When the horse had turned a deaf ear to his words the boy wandered idly

along, sometimes gathering wild strawberries from a bank, and sometimes

plucking wild cherries from a tree, till he reached a clearing in

the middle of the forest. Crossing this open space was a beautiful

milk-white cow with a wreath of flowers round her neck.

'Good-morning,' she said pleasantly, as she came up to the place where

the boy was standing.

'Good-morning,' he returned. 'Where are you going in such a hurry?'

'To the miller's wedding; I am rather late already, for the wreath took

such a long time to make, so I can't stop.'

'Don't go,' said the boy earnestly;' when once they have tasted your

milk they will never let you leave them, and you will have to serve them

all the days of your life.'

'Oh, nonsense; what do you know about it?' answered the cow, who always

thought she was wiser than other people. 'Why, I can run twice as fast

as any of them! I should like to see anybody try to keep me against my

will.' And, without even a polite bow, she went on her way, feeling very

much offended.

But everything turned out just as the boy had said. The company had

all heard of the fame of the cow's milk, and persuaded her to give them

some, and then her doom was sealed. A crowd gathered round her, and held

her horns so that she could not use them, and, like the horse, she was

shut in the stable, and only let out in the mornings, when a long rope

was tied round her head, and she was fastened to a stake in a grassy


And so it happened to the goat and to the sheep.

Last of all came the reindeer, looking as he always did, as if some

serious business was on hand.

'Where are you going?' asked the boy, who by this time was tired of wild

cherries, and was thinking of his dinner.

'I am invited to the wedding,' answered the reindeer, 'and the miller

has begged me on no account to fail him.'

'O fool!' cried the boy, 'have you no sense at all? Don't you know that

when you get there they will hold you fast, for neither beast nor bird

is as strong or as swift as you?'

'That is exactly why I am quite safe,' replied the reindeer. 'I am so

strong that no one can bind me, and so swift that not even an arrow can

catch me. So, goodbye for the present, you will soon see me back.'

But none of the animals that went to the miller's wedding ever came

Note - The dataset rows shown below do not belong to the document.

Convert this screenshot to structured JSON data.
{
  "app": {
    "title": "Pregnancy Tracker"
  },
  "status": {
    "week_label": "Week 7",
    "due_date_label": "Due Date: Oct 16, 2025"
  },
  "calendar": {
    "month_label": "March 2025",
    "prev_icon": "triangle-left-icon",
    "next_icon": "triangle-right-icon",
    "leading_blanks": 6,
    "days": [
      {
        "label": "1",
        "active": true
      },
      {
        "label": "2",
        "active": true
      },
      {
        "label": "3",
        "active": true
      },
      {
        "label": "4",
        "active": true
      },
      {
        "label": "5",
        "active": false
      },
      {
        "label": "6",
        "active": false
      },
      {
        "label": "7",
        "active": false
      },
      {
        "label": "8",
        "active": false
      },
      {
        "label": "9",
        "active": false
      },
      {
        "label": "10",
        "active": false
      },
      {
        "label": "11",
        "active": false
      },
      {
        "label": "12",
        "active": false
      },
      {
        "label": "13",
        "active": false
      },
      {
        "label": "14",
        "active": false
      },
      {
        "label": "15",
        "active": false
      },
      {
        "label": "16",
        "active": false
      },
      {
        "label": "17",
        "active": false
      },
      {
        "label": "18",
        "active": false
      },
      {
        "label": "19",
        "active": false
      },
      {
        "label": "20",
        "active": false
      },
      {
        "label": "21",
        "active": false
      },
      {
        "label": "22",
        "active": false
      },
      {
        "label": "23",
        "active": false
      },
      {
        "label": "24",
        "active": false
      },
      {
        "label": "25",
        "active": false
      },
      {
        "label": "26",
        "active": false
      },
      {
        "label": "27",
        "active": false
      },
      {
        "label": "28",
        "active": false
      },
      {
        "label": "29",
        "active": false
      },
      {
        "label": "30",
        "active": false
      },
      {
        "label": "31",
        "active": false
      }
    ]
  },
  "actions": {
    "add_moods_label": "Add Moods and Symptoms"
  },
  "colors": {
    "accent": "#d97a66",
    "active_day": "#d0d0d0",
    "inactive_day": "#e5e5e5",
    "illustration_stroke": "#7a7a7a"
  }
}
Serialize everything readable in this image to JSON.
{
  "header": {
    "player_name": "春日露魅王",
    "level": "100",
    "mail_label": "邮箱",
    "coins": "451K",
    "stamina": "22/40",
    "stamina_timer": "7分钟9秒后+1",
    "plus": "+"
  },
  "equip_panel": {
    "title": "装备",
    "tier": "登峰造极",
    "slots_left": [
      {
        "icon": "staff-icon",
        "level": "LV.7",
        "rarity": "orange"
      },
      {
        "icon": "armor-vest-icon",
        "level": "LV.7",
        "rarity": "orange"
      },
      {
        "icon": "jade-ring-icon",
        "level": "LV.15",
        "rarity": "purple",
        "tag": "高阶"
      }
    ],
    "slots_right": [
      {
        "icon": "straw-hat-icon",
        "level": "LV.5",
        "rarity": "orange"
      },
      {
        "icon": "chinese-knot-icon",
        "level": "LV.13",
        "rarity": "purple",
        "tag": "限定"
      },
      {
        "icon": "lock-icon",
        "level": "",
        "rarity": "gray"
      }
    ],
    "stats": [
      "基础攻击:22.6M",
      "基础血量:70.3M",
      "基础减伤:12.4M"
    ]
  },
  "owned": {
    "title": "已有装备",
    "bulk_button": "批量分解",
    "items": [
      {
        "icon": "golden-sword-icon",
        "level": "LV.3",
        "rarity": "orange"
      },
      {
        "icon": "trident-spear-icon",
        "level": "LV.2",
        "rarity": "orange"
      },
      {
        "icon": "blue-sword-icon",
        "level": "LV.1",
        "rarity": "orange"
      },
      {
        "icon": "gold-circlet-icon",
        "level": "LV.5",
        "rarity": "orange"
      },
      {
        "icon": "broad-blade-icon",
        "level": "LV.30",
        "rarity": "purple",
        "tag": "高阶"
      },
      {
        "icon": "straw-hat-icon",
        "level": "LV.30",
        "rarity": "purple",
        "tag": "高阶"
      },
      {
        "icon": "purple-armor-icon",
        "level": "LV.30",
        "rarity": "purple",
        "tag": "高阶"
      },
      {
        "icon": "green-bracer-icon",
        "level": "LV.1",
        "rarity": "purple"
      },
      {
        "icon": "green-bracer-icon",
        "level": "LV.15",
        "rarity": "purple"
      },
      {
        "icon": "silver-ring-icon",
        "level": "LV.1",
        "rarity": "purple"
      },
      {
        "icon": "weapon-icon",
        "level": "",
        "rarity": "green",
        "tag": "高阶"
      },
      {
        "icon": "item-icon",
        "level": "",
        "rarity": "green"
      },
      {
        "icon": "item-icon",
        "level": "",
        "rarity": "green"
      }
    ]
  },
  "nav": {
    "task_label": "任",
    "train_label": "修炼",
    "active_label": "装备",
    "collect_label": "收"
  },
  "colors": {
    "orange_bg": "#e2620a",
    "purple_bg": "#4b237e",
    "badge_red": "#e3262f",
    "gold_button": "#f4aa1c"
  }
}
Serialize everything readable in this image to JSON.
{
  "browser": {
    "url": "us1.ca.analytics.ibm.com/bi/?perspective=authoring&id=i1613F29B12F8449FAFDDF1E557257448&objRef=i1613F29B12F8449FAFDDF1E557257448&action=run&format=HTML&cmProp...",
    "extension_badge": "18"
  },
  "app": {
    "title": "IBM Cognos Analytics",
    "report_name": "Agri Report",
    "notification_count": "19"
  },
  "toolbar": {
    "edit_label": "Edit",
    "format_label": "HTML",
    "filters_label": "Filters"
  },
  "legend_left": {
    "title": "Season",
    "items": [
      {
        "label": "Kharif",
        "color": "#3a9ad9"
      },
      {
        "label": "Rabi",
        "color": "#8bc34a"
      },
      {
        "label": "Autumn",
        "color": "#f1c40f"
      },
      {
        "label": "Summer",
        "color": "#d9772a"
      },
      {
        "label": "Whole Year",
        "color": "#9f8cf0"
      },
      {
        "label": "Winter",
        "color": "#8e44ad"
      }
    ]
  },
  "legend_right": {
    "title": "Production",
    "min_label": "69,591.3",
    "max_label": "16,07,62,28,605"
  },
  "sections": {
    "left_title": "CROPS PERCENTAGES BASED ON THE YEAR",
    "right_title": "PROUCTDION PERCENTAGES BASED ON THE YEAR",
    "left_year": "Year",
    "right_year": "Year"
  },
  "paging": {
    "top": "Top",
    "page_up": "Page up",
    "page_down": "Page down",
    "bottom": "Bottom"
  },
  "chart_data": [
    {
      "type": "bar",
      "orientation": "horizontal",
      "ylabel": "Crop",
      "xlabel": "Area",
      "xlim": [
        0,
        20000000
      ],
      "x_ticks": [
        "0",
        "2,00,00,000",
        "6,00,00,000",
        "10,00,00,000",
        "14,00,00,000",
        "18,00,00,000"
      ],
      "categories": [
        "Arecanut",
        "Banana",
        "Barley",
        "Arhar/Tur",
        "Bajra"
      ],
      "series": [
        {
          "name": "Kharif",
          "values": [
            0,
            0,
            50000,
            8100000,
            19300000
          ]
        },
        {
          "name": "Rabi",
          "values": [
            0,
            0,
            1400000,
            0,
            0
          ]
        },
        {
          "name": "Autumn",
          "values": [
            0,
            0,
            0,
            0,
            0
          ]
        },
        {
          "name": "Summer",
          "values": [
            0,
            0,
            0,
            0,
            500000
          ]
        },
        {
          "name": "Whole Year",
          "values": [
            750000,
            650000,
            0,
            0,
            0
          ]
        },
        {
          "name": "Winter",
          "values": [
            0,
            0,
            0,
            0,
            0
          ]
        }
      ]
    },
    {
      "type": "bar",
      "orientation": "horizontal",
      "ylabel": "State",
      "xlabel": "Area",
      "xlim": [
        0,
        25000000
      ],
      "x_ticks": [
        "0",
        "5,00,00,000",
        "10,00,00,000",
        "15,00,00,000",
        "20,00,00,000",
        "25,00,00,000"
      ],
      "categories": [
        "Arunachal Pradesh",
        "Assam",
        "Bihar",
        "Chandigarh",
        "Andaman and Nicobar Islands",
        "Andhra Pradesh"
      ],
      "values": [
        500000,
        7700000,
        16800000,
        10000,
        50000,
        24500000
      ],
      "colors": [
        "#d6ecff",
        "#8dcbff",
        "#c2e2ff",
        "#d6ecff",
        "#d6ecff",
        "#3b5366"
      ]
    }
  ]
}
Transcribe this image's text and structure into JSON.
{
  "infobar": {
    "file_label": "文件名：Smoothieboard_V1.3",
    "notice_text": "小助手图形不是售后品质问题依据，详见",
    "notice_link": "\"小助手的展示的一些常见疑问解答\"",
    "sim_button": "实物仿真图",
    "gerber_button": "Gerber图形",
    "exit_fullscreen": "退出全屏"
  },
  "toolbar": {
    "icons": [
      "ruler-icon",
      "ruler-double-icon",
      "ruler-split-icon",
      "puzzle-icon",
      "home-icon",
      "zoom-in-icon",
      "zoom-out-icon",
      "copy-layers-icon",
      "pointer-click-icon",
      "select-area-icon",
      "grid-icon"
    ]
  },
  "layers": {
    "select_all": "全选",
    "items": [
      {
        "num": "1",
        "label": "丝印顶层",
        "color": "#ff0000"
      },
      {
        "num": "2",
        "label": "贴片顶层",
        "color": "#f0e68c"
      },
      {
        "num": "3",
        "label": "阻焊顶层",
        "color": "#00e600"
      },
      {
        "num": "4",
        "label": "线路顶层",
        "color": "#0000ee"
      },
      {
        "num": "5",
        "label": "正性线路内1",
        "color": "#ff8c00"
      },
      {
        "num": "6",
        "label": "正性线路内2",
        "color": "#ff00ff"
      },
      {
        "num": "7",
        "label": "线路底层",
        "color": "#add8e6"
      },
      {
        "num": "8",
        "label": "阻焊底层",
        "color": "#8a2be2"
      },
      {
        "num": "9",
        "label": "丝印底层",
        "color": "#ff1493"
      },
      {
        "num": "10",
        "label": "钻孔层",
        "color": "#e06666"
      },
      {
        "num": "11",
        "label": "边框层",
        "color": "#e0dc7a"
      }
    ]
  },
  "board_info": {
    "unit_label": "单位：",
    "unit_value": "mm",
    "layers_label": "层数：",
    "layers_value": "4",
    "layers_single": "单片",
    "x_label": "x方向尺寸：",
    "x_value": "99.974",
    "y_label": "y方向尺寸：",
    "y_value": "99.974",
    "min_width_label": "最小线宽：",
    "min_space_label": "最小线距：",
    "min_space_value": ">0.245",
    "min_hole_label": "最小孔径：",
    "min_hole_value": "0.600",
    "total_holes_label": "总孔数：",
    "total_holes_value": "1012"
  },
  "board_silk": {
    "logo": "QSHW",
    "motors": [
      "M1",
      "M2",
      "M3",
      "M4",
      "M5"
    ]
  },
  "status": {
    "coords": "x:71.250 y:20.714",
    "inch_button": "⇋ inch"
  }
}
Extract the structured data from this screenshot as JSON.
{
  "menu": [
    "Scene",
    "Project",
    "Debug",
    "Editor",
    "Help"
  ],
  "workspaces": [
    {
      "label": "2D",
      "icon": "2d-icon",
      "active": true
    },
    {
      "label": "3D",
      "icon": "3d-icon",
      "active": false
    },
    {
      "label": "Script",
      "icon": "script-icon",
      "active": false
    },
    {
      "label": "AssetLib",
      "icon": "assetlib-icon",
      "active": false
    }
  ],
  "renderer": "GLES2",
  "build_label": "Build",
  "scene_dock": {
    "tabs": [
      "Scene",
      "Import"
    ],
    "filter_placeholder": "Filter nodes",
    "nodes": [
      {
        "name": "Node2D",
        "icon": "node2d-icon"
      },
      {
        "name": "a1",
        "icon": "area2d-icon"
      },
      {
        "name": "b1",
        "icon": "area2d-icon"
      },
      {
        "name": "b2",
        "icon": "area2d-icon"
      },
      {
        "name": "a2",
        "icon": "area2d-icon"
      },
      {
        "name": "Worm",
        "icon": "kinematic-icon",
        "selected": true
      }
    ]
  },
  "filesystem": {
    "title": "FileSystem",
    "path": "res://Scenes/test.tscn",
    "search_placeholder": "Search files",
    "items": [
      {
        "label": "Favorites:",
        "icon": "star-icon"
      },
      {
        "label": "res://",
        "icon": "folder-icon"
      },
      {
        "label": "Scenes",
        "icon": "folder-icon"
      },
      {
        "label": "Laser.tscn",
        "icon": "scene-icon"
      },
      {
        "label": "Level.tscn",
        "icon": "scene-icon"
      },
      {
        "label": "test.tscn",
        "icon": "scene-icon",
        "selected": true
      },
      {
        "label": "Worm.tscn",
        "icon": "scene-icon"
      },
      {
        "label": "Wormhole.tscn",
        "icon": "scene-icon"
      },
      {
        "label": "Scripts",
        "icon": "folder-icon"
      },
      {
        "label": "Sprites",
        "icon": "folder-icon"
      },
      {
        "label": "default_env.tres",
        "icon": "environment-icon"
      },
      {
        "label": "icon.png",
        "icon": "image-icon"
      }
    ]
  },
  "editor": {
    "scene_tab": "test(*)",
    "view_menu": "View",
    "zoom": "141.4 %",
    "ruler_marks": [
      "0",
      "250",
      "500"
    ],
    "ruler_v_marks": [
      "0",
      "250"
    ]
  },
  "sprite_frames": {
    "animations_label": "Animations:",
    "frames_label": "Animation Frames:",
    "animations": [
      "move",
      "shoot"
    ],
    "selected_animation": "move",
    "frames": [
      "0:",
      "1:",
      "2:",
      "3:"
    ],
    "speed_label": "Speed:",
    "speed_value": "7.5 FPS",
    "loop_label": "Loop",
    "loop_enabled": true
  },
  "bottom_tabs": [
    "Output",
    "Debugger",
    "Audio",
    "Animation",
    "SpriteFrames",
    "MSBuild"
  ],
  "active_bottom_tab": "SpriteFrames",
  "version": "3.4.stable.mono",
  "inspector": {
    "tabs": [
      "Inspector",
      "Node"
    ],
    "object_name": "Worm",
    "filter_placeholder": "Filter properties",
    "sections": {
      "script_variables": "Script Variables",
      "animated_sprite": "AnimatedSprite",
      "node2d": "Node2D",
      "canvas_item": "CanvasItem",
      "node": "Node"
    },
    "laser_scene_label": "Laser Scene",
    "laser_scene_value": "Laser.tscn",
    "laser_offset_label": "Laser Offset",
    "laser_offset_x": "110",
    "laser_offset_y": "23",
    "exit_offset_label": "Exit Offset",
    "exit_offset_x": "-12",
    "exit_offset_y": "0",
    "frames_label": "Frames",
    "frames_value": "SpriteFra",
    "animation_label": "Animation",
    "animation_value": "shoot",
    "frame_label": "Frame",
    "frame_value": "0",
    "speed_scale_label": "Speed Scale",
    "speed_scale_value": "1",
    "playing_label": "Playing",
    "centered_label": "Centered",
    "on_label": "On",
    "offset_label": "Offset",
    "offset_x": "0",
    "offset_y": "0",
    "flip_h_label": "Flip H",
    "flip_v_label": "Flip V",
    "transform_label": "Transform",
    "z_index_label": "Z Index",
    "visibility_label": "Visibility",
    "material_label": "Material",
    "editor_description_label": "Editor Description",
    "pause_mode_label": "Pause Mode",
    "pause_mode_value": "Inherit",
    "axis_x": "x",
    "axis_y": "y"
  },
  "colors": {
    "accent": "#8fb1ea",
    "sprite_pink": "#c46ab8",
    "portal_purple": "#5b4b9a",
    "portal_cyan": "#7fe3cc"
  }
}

back. And because they were self-willed and conceited, and would not

listen to good advice, they and their children have been the servants of

men to this very day.